Stored records:

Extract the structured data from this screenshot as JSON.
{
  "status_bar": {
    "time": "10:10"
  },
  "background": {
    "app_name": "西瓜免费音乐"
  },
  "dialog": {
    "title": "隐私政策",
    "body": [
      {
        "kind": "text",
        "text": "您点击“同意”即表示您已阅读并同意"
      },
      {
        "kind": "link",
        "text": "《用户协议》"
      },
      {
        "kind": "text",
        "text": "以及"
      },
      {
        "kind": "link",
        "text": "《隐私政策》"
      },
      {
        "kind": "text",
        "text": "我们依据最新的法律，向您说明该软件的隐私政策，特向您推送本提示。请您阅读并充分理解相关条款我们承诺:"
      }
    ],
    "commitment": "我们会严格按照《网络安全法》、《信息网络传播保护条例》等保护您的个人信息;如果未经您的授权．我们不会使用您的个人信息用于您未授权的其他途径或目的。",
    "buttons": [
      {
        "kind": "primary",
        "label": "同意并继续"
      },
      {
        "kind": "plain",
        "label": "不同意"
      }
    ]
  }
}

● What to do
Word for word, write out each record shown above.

● Answer
Extract the structured data from this screenshot as JSON.
{
  "status_bar": {
    "time": "10:10"
  },
  "background": {
    "app_name": "西瓜免费音乐"
  },
  "dialog": {
    "title": "隐私政策",
    "body": [
      {
        "kind": "text",
        "text": "您点击“同意”即表示您已阅读并同意"
      },
      {
        "kind": "link",
        "text": "《用户协议》"
      },
      {
        "kind": "text",
        "text": "以及"
      },
      {
        "kind": "link",
        "text": "《隐私政策》"
      },
      {
        "kind": "text",
        "text": "我们依据最新的法律，向您说明该软件的隐私政策，特向您推送本提示。请您阅读并充分理解相关条款我们承诺:"
      }
    ],
    "commitment": "我们会严格按照《网络安全法》、《信息网络传播保护条例》等保护您的个人信息;如果未经您的授权．我们不会使用您的个人信息用于您未授权的其他途径或目的。",
    "buttons": [
      {
        "kind": "primary",
        "label": "同意并继续"
      },
      {
        "kind": "plain",
        "label": "不同意"
      }
    ]
  }
}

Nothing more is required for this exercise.